Posted by Rich Stowe on May 3, 2011
Welcome to today’s Diamond Thoughts.
Andre Ethier has hit in 28 straight games. He’s halfway to Joe DiMaggio’s 56 game hit streak. Can he do it? When is a good time to get excited about a hit streak? I think the halfway point is the time to really start paying attention. 40 players have gotten to 28 games in a row, but only 17 then made it to 30. That means 23 didn’t get a hit in the next two games they played. DiMaggio’s streak is one of two records I don’t believe will ever be broken (not talking about records like Cy Young’s 511 wins – just records that players actually have a legit shot at). The other is Johnny Van De Meer’s back-to-back no hitters. I just believe that the press coverage once a player gets closer to 40 games will be too much for any player to handle, not too mention hitting in that many games in a row is just unreal.
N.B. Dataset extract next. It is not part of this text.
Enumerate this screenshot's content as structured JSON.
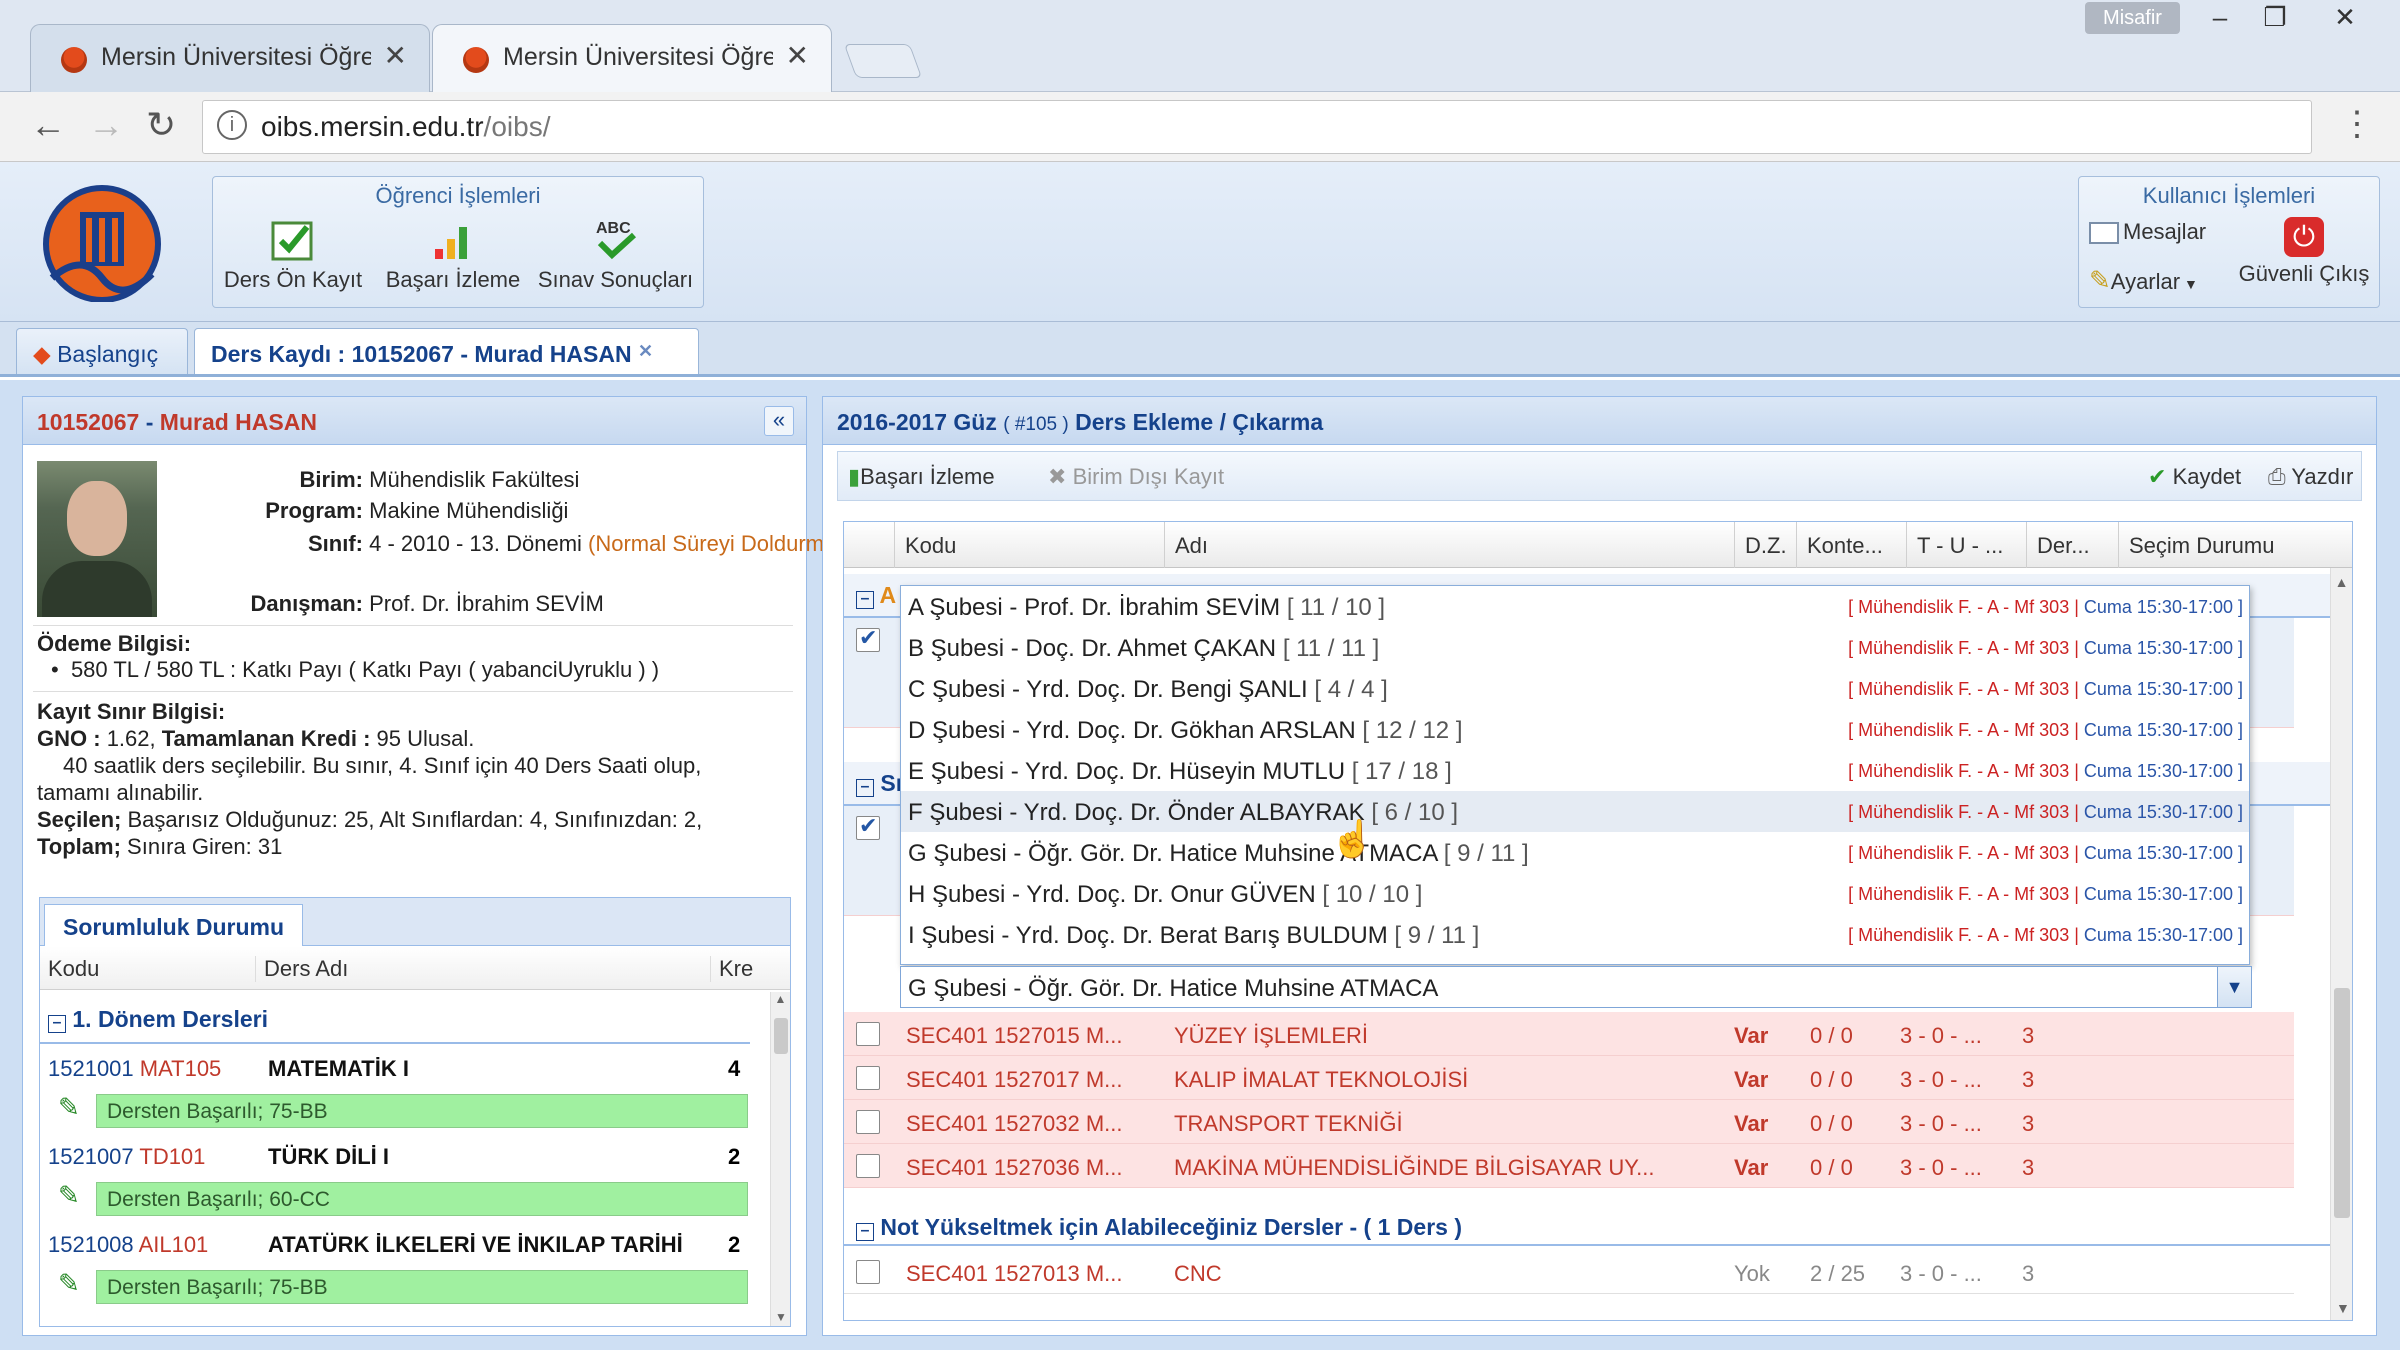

All it takes is one great defensive play and the streak is over – that’s how DiMaggio’s 56 came to an end, defensive plays. Here’s hoping Ethier makes it interesting and at least surpasses Pete Rose’s 44 (the closest anyone’s come to breaking the streak).
Jered Weaver of the Los Angeles Angels finally lost. The Boston Red Sox got the best starting pitcher in the American League this season to give up three runs, six hits and one walk over six innings and beat the Angels 9-5. This was important because no pitcher had gone 7-0 by May 2nd since 1891 (Sadie McMahon). Think about that for a second. Think about all the great pitchers who have thrown a pitch since 1891. How many names did you come up with? Not a single one had gone 7-0 by May 2nd. Granted, pitchers don’t get as many chances now with the five-man rotation but they generally get 7 starts on the books in April but this wasn’t always the case. Pitchers like Warren Spahn, Sandy Koufax, Bob Gibson etc, never went 7-0 by the beginning of May.
Some good news for Yankees fans. Phil Hughes underwent tests on Monday for thoracic outlet syndrome (which have caused pitchers such as Kenny Rogers and Jeremy Bonderman issues and requires surgery to fix) and the results were good. The tests were negative. However, this means that Hughes’ loss of velocity and "dead arm" is still a mystery. So, with that ruled out, hopefully they can figure out why Hughes hasn’t been the same this season.
Neftali Feliz, the closer for the Texas Rangers who saved 40 games for them last season (a rookie record), has said he wants to remain a closer for the rest of his career. This spring, the Rangers gave him three starts, but immediately moved him back to the closer’s role. "The team has told me that next year I would still have the chance to start, but I don’t want to do it anymore," Feliz told USA Today on Sunday. "This year my arm didn’t feel good after they moved me from the rotation back to closing, so I don’t want to go through that again and risk the same thing happening." In my opinion, if you can find yourself a lock down closer, you need to keep him there. The biggest problem teams have seemed to have in the playoffs recently is closers blowing games. Yes, you need good/great starting pitching to succeed, however, if you’re closer can’t do the job when called upon, how your starter does is irrelevant. Feliz is a tremendous closer and if the Rangers have the chance to have the same success the Yankees have had with their converted-starter-to-closer Mariano Rivera, you take it. While the Rangers may want to try him as a starter again, I say you find someone else to fill that starting slot and leave Feliz as the closer.